Of course, what could be said here is that "for you" is at least a literal translation of the Greek text, and yet we can still interpret it as meaning not "for you, that is, just those of you who are here listening to me now," but rather an apostrophe along the lines of "for you men and women of all nations" or something like that--that is, the equivalent of "for all". Or we could say that what "for you" means is "for you men and women of all times and places who accept me as Lord and persevere in your faith until the day that I come again in glory to take with me those whom my Father foreknew and chose from before time to abide with him in glory." You decide which is the more dynamic translation here, and get back to me.
Or we could just become Johannines, and leave out the institution narrative altogether. That would be consistent with one Gospel text, though not with the other three, nor with St. Paul's first letter to the Corinthians, which, by the way, contains neither "pro multis" nor "pro vobis". I guess St. Paul was one of those ICEL heretics who decided that it was OK for him to tamper with the words of Our Lord. How did he manage to become such a softee 1900 years before Vatican II? Man, the deleterious results of that Council are everywhere! The best solution, obviously, is to return to a Latin Mass where the priest recites the entire Canon silently to himself. No danger of heresy there!
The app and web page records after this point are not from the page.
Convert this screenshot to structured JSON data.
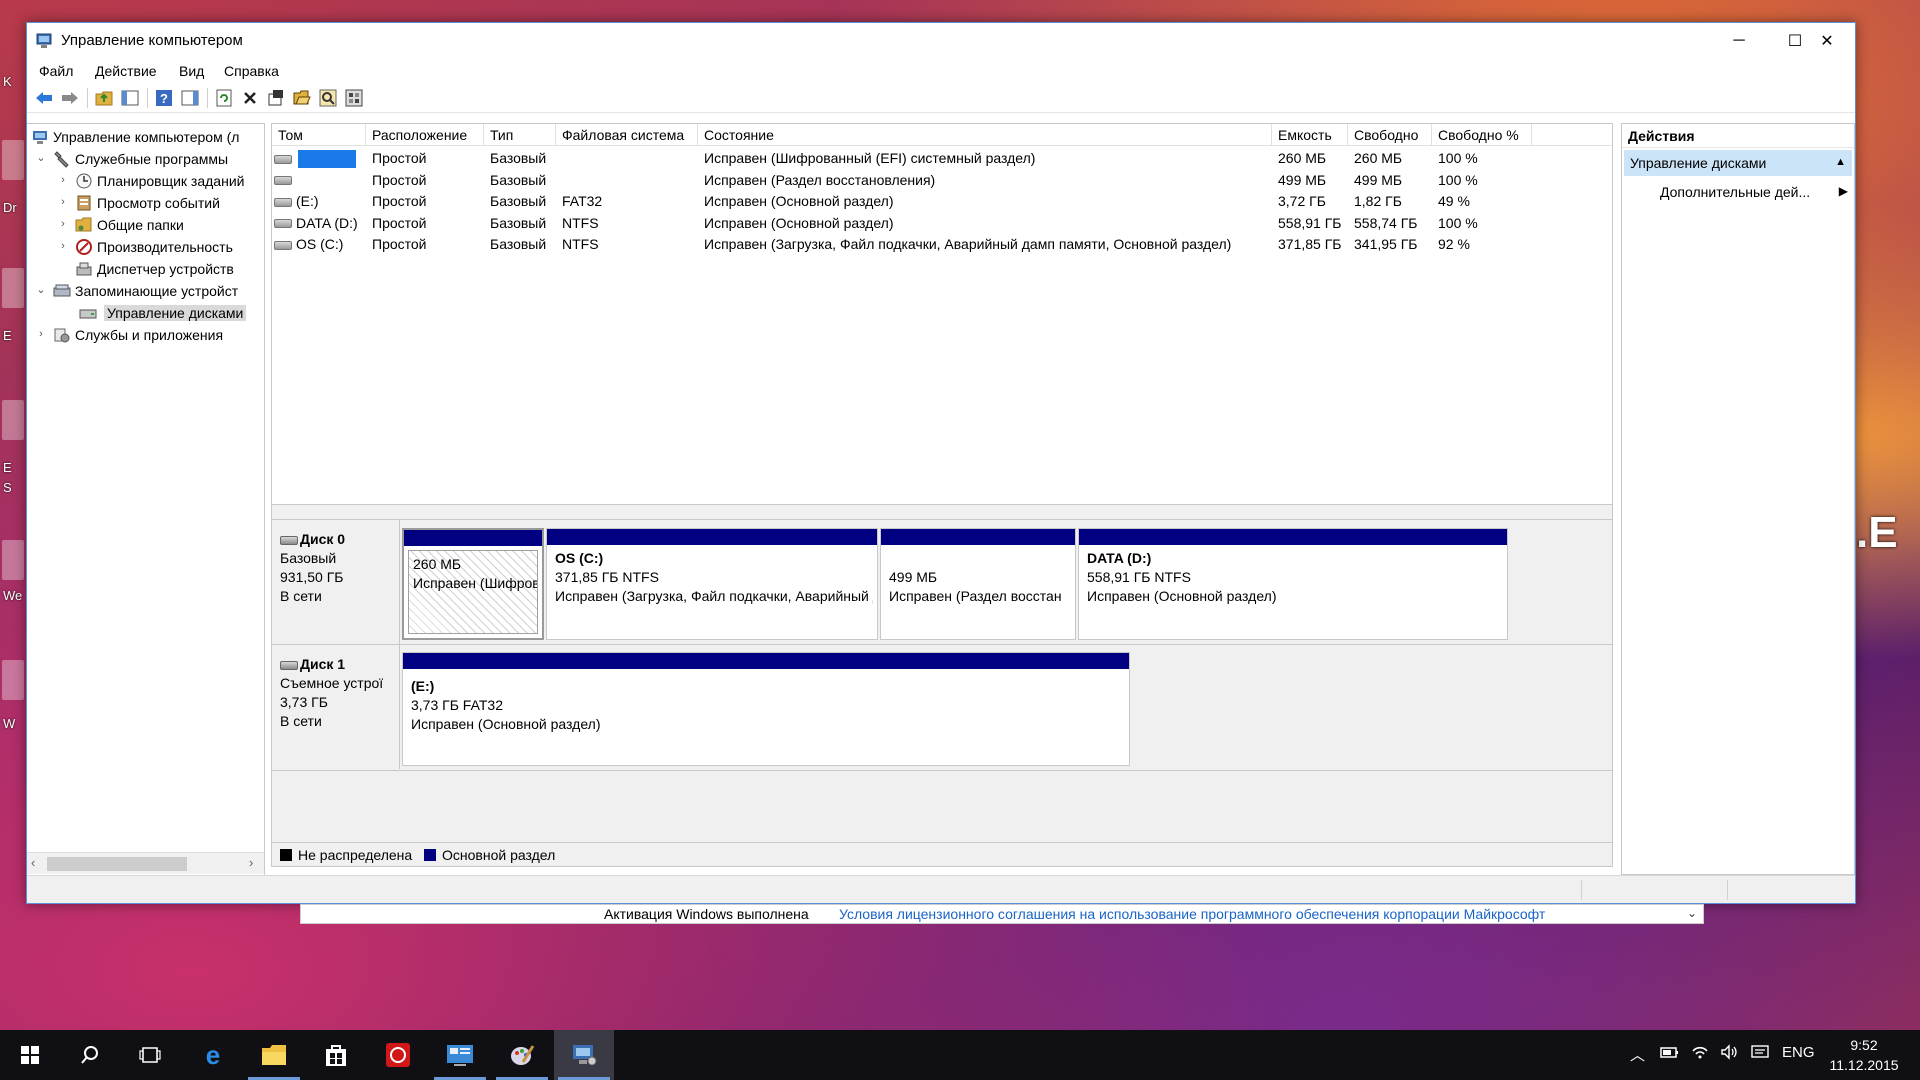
{
  "desktop": {
    "side_labels": [
      "K",
      "Dr",
      "E",
      "E",
      "S",
      "We",
      "W"
    ],
    "right_fragment": ".E"
  },
  "window": {
    "title": "Управление компьютером",
    "controls": {
      "minimize": "─",
      "maximize": "☐",
      "close": "✕"
    }
  },
  "menu": [
    "Файл",
    "Действие",
    "Вид",
    "Справка"
  ],
  "toolbar_icons": [
    "back-icon",
    "forward-icon",
    "up-folder-icon",
    "show-hide-tree-icon",
    "help-icon",
    "show-action-pane-icon",
    "refresh-icon",
    "delete-icon",
    "properties-icon",
    "open-icon",
    "search-icon",
    "settings-icon"
  ],
  "tree": {
    "root": "Управление компьютером (л",
    "items": [
      {
        "label": "Служебные программы",
        "level": 1,
        "expanded": true,
        "icon": "tools-icon"
      },
      {
        "label": "Планировщик заданий",
        "level": 2,
        "expanded": false,
        "icon": "clock-icon"
      },
      {
        "label": "Просмотр событий",
        "level": 2,
        "expanded": false,
        "icon": "event-viewer-icon"
      },
      {
        "label": "Общие папки",
        "level": 2,
        "expanded": false,
        "icon": "shared-folder-icon"
      },
      {
        "label": "Производительность",
        "level": 2,
        "expanded": false,
        "icon": "performance-icon"
      },
      {
        "label": "Диспетчер устройств",
        "level": 2,
        "expanded": null,
        "icon": "device-manager-icon"
      },
      {
        "label": "Запоминающие устройст",
        "level": 1,
        "expanded": true,
        "icon": "storage-icon"
      },
      {
        "label": "Управление дисками",
        "level": 2,
        "expanded": null,
        "icon": "disk-management-icon",
        "selected": true
      },
      {
        "label": "Службы и приложения",
        "level": 1,
        "expanded": false,
        "icon": "services-icon"
      }
    ]
  },
  "volumes": {
    "columns": [
      "Том",
      "Расположение",
      "Тип",
      "Файловая система",
      "Состояние",
      "Емкость",
      "Свободно",
      "Свободно %"
    ],
    "rows": [
      {
        "vol": "",
        "selected": true,
        "layout": "Простой",
        "type": "Базовый",
        "fs": "",
        "status": "Исправен (Шифрованный (EFI) системный раздел)",
        "capacity": "260 МБ",
        "free": "260 МБ",
        "pct": "100 %"
      },
      {
        "vol": "",
        "selected": false,
        "layout": "Простой",
        "type": "Базовый",
        "fs": "",
        "status": "Исправен (Раздел восстановления)",
        "capacity": "499 МБ",
        "free": "499 МБ",
        "pct": "100 %"
      },
      {
        "vol": "(E:)",
        "selected": false,
        "layout": "Простой",
        "type": "Базовый",
        "fs": "FAT32",
        "status": "Исправен (Основной раздел)",
        "capacity": "3,72 ГБ",
        "free": "1,82 ГБ",
        "pct": "49 %"
      },
      {
        "vol": "DATA (D:)",
        "selected": false,
        "layout": "Простой",
        "type": "Базовый",
        "fs": "NTFS",
        "status": "Исправен (Основной раздел)",
        "capacity": "558,91 ГБ",
        "free": "558,74 ГБ",
        "pct": "100 %"
      },
      {
        "vol": "OS (C:)",
        "selected": false,
        "layout": "Простой",
        "type": "Базовый",
        "fs": "NTFS",
        "status": "Исправен (Загрузка, Файл подкачки, Аварийный дамп памяти, Основной раздел)",
        "capacity": "371,85 ГБ",
        "free": "341,95 ГБ",
        "pct": "92 %"
      }
    ]
  },
  "disks": [
    {
      "name": "Диск 0",
      "type": "Базовый",
      "size": "931,50 ГБ",
      "state": "В сети",
      "partitions": [
        {
          "name": "",
          "size": "260 МБ",
          "status": "Исправен (Шифрованн",
          "hatched": true
        },
        {
          "name": "OS  (C:)",
          "size": "371,85 ГБ NTFS",
          "status": "Исправен (Загрузка, Файл подкачки, Аварийный дамп п",
          "hatched": false
        },
        {
          "name": "",
          "size": "499 МБ",
          "status": "Исправен (Раздел восстан",
          "hatched": false
        },
        {
          "name": "DATA  (D:)",
          "size": "558,91 ГБ NTFS",
          "status": "Исправен (Основной раздел)",
          "hatched": false
        }
      ]
    },
    {
      "name": "Диск 1",
      "type": "Съемное устрої",
      "size": "3,73 ГБ",
      "state": "В сети",
      "partitions": [
        {
          "name": "(E:)",
          "size": "3,73 ГБ FAT32",
          "status": "Исправен (Основной раздел)",
          "hatched": false
        }
      ]
    }
  ],
  "legend": [
    {
      "label": "Не распределена",
      "color": "#000000"
    },
    {
      "label": "Основной раздел",
      "color": "#000080"
    }
  ],
  "actions": {
    "header": "Действия",
    "section": "Управление дисками",
    "item": "Дополнительные дей..."
  },
  "activation": {
    "text": "Активация Windows выполнена",
    "link": "Условия лицензионного соглашения на использование программного обеспечения корпорации Майкрософт"
  },
  "taskbar": {
    "apps": [
      "start-icon",
      "search-icon",
      "task-view-icon",
      "edge-icon",
      "file-explorer-icon",
      "store-icon",
      "opera-icon",
      "control-panel-icon",
      "paint-icon",
      "computer-management-icon"
    ],
    "tray_icons": [
      "chevron-up-icon",
      "battery-icon",
      "wifi-icon",
      "volume-icon",
      "notification-icon"
    ],
    "language": "ENG",
    "time": "9:52",
    "date": "11.12.2015"
  },
  "colors": {
    "primary_partition": "#000080",
    "selection": "#1a7ae8",
    "accent_blue": "#cce4f7",
    "link": "#1a64c8"
  }
}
If there are so many variant texts here, and if the meanings of the various expressions are so close, what is all the fuss about anyway? Apparently not much:
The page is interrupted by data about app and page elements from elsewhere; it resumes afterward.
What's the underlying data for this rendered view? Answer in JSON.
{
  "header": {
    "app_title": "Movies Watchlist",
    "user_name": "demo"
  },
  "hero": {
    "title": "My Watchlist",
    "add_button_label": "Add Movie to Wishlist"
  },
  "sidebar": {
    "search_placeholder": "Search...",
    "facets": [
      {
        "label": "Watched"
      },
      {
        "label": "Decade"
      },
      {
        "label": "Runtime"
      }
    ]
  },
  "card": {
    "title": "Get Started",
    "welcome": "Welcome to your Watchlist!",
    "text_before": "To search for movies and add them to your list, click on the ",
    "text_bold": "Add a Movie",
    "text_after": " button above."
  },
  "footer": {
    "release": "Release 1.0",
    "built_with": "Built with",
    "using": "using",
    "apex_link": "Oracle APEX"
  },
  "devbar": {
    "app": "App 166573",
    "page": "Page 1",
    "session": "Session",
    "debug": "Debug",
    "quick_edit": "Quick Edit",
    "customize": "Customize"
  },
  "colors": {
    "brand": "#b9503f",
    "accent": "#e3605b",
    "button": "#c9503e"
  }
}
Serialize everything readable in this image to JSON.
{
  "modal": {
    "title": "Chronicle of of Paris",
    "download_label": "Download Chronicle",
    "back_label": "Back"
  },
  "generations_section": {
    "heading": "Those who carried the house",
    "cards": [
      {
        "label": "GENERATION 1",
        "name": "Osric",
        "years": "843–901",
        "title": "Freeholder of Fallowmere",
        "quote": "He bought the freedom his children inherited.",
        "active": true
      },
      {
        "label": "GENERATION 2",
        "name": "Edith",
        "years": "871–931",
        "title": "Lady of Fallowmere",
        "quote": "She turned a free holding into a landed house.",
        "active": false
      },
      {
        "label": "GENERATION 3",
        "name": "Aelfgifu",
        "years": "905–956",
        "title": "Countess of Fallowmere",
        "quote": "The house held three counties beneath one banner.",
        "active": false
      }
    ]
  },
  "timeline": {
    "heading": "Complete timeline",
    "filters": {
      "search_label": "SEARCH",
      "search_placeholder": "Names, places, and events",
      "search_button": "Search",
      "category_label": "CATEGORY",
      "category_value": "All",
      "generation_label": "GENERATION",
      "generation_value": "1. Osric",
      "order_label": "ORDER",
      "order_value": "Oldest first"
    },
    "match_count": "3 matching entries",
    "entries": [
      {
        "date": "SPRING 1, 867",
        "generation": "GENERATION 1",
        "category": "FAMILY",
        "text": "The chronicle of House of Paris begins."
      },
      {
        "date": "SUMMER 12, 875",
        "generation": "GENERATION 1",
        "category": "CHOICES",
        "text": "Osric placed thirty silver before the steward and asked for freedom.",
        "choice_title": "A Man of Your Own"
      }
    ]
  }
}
Cardinal Arinze’s letter says that, as supported by previous declarations from the Congregation for the Doctrine of the Faith, “there is no doubt whatsoever regarding the validity of Masses celebrated with the use of a duly approved formula containing a formula equivalent to ‘for all.’”The problem is only that the expression "for all" is not so much a translation but rather "an explanation of the sort that belongs properly to catechesis". You wouldn't want explanatory materials in the text of your prayers, after all--that might lead to greater understanding or something. Better to leave it mysterious.
“Indeed,” the cardinal continued, “the formula ‘for all’ would undoubtedly correspond to a correct interpretation of the Lord’s intention expressed in the text. It is a dogma of faith that Christ died on the Cross for all men and women (cf. John 11:52; 2 Corinthians 5,14-15; Titus 2,11; 1 John 2,2).”
From a conservative and aesthetic point of view, however, there is no doubt that the Cardinal is right:
Arinze gave as reasons for change the Gospels’ specific reference to “many” rather than “all,” the consistent Latin use of the phrase “pro multis” and never “pro omnibus,” the consistent use of translations equivalent to “pro multis” in the various Oriental Rites, and the document “Liturgiam authenticam’s” insistence that “efforts should be made to be more faithful to the Latin texts in the typical editions.”With that I think we can all agree, and I look forward to the speedy implementation of the change.
The Vatican’s Sacraments chief also noted that, “the expression ‘for many,’ while remaining open to the inclusion of each human person, is reflective also of the fact that this salvation is not brought about in some mechanistic way, without one’s willing or participation; rather, the believer is invited to accept in faith the gift that is being offered and to receive the supernatural life that is given to those who participate in this mystery, living it out in their lives as well so as to be numbered among the ‘many’ to whom the text refers.”